While Ukraine's independence in 1991 marked a period of political, social, and economic upheaval, the country cannot and should not be viewed independently of its Soviet past, as some structures, borders and aspects of socialization have survived into the present. The transformations of 1991 have been reflected in different ways in different regions and milieus, and the Ukrainian state itself, not least in its institutions, has its roots in the Ukrainian Soviet Republic. Thus, the contributions to this volume also take up very different, specific topics relating to contemporary Ukrainian history, the effects of which are still relevant today. A range of subjects are explored, from regions to transformations to the politicization of history: Stephan Rindlisbacher provides information on the territory of Ukraine, while Svetlana Boltovska looks at the social transformation of Poland through the nuclear economy, and Kyrylo Tkachenko's first contribution deals with the

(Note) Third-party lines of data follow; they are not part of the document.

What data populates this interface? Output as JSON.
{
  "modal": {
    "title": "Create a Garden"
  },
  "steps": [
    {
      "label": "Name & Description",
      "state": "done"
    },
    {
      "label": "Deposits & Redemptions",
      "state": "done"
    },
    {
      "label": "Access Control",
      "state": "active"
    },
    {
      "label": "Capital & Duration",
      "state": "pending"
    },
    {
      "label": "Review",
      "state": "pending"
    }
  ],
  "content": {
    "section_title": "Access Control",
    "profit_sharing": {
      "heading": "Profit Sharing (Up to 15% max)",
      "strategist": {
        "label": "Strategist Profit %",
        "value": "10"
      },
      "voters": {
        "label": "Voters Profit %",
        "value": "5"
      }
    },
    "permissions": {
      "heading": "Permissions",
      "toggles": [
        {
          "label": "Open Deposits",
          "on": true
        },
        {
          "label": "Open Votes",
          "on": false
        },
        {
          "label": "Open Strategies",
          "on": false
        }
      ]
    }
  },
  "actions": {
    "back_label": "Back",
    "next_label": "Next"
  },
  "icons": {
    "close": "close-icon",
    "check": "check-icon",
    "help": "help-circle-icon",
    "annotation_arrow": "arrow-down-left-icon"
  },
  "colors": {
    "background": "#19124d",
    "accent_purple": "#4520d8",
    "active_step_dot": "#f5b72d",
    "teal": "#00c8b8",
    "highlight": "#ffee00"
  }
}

Beyond a simple national history, this volume helps to show Ukraine in all its complexity and to trace its developments as a post-Soviet state. It provides fascinating and relevant insights into this multifaceted country and its history, which are of interest not only because of the current war.